Last week I went on the Academic Retreat for Teachers of the Institute for Catholic Liberal Education. One of the things we focused on was the Trivium (Grammar, Logic, Rhetoric) and the central role they play in a genuinely Catholic education. This is because the word is the vehicle for our coming to know the truth and the Trivium are the "word" or symbolic arts. All other disciplines become much easier once you've achieved competency in the word arts and the use and limitation of symbols.
There are two models of the Trivium that we investigated. In the "narrow" version, which is well represented by the book The Trivium by Sr. Miriam Joseph. This focus exclusively on the use of words to convey truth in literature, non-fiction prose, philosophy and theology.
The broader concept of the Trivium, well represented by Dorothy Sayers' famous essay, "The Lost Tools of Learning," holds that all disciplines have their own grammar, logic and rheroric, including, for instance, the sciences and mathematics. The job of the Trivium is to help gain competency in any field by learning its grammar, logic and rhetoric. Rollin Lasseter, a retired (and ailing) literature professor at the University of Dallas, who presented at the retreat, is an advocate of this approach, as is the homeschool organization, Mother of Divine Grace.
One of the main and almost universal problems in our day in Catholic education is that people enter the university without a solid grounding in the Trivium. They therefore do not know how to think or to know. This is a problem even at the most solid Catholic colleges and universities. They begin addressing the sapiential disciplines (theology, philosophy, history, psychology, etc.) and career-oriented specializations before the students have the intellectual tools necesary to address the issues in these disciplines.
That is why I was heartened to see that the new Wyoming Catholic College explicitly addresses the Trivium all four years using books by Mortimer Adler, Peter Kreeft, Mark Van Doren, Strunk and White, and somebody named Corbett.
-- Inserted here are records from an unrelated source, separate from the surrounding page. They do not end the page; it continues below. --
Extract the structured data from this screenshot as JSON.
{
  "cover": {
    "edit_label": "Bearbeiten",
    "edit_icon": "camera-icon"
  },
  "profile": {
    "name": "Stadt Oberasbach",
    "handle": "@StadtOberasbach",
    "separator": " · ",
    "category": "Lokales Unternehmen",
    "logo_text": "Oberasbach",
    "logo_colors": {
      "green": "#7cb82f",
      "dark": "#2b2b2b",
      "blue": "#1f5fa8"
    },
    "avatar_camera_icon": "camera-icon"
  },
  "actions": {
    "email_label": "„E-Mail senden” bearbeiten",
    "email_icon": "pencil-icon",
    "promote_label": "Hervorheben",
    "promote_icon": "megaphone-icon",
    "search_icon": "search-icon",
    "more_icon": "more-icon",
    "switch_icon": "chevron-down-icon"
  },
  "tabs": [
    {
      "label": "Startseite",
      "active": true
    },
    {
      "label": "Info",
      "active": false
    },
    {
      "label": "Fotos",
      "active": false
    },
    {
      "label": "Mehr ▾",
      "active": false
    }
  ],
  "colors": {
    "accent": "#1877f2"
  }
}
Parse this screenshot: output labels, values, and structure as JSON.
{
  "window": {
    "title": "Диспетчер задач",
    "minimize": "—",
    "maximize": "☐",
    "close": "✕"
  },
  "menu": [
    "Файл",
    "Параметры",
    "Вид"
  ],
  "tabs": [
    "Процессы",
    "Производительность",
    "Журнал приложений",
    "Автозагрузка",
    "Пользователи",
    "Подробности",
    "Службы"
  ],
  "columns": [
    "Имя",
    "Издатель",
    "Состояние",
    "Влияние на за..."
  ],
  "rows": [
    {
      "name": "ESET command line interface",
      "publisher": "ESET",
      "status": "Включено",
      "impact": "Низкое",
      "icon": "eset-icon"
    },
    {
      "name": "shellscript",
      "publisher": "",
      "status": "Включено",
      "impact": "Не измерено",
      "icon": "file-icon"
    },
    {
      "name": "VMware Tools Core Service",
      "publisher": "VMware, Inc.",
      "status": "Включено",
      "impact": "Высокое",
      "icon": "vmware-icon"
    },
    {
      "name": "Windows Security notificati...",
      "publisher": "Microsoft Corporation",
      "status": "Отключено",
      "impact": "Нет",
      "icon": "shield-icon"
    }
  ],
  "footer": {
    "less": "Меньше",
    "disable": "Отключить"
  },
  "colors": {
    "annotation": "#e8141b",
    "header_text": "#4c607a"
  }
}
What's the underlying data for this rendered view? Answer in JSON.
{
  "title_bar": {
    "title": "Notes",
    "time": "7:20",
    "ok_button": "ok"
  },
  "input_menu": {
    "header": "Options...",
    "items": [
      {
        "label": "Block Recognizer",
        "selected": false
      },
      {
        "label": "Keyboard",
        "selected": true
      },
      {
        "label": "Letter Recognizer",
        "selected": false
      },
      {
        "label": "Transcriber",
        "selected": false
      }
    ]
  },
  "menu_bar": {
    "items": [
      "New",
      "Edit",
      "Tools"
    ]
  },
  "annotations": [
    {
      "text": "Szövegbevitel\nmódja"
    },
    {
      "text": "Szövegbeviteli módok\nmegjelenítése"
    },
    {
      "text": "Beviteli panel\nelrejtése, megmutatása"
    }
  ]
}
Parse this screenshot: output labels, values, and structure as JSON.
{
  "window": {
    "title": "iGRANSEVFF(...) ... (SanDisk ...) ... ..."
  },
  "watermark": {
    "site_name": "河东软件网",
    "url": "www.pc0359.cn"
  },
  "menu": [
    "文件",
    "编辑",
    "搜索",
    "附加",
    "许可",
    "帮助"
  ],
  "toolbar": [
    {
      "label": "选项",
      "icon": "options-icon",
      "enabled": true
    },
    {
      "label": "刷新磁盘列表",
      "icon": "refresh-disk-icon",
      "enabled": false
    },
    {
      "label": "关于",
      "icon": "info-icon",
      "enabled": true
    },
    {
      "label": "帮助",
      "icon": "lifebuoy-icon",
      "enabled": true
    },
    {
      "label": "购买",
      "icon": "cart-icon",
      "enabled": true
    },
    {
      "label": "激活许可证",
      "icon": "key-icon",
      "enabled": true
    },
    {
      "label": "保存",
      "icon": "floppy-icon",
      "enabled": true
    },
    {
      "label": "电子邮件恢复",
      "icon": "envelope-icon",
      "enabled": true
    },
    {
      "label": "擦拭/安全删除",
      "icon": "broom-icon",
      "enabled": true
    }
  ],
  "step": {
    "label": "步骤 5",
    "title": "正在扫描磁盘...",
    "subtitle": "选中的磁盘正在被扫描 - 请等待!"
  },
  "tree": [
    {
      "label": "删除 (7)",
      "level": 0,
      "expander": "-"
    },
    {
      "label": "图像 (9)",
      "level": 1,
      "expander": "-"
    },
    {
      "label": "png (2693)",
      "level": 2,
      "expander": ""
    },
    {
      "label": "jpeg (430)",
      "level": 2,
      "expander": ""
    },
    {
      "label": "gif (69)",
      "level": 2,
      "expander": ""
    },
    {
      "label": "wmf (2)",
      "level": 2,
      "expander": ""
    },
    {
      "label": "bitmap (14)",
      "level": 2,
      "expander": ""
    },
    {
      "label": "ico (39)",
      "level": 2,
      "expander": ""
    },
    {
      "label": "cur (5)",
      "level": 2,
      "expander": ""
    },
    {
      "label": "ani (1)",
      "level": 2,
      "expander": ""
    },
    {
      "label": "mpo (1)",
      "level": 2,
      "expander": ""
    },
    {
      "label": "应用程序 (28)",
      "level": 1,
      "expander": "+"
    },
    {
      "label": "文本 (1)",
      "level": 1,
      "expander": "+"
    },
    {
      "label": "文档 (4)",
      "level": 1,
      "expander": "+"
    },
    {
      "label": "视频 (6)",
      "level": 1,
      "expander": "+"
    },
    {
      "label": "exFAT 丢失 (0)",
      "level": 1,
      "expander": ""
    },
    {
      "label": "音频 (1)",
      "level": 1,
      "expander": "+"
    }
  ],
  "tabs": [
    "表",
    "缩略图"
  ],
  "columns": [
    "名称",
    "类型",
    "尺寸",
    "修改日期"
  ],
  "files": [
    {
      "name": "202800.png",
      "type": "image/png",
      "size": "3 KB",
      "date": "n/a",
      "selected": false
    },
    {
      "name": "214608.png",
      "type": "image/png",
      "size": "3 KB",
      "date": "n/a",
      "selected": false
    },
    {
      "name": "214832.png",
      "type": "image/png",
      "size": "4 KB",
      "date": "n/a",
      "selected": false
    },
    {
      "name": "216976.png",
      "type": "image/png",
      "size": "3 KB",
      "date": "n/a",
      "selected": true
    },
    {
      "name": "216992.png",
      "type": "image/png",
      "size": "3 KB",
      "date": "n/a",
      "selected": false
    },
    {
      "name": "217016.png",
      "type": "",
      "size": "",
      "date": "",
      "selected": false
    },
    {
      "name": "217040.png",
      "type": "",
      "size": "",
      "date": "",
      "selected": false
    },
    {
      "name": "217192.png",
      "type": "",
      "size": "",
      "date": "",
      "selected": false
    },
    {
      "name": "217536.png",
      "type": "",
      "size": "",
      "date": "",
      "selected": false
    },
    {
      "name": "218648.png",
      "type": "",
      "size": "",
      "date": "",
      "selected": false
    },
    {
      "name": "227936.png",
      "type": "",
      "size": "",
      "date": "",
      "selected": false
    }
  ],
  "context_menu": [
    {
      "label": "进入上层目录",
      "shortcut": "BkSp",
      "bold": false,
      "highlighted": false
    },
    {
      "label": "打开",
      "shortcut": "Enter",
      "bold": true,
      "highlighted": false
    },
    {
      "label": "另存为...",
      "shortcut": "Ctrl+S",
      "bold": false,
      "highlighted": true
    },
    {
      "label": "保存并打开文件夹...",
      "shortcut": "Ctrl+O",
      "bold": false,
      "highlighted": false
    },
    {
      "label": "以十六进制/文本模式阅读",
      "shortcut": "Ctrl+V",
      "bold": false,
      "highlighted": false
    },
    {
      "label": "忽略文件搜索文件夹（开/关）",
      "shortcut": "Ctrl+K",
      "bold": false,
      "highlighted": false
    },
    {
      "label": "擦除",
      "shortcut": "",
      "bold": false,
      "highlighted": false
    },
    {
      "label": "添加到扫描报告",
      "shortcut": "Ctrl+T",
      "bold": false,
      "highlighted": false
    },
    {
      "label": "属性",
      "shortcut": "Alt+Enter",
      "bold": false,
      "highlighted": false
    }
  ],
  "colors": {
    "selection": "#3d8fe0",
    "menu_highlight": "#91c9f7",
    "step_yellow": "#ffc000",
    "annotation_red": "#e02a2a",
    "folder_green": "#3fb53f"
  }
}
Here is the four-year reading list.
There also seems to be a strong emphasis at WCC on forming the Catholic imagination as well as intellect. This is extremely important.